What is needed
The required result is a copy of each line below in which "Marketplace" appears.

[Items from a dataset]
○ ○ ○ ○ ○ ○ ○

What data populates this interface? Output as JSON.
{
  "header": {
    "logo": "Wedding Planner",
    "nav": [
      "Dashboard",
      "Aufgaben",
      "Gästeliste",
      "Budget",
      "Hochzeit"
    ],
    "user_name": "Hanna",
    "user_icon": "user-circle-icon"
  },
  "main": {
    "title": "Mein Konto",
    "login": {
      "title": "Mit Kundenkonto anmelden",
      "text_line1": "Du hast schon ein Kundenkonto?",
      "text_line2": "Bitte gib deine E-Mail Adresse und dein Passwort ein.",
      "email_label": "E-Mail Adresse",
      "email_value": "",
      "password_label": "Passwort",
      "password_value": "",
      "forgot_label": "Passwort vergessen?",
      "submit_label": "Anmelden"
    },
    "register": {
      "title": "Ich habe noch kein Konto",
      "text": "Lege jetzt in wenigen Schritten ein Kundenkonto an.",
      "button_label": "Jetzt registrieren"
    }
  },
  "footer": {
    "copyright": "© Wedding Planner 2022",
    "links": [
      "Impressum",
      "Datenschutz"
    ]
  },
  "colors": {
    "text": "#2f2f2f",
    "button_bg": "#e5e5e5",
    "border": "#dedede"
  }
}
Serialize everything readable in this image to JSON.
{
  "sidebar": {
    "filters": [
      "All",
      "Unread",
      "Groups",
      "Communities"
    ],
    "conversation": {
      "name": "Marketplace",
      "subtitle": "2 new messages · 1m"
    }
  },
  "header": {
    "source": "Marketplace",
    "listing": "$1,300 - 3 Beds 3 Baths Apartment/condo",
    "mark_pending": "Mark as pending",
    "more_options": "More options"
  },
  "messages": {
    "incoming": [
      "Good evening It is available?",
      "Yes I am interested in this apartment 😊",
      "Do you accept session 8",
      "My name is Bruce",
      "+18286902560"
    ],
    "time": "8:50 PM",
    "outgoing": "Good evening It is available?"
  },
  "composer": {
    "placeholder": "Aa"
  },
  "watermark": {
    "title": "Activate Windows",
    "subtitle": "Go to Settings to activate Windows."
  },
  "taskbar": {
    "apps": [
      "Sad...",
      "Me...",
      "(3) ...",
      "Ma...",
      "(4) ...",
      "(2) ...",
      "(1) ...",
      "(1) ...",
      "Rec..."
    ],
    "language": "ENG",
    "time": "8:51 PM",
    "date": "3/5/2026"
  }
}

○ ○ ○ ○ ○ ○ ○

Your response
      "name": "Marketplace",
    "source": "Marketplace",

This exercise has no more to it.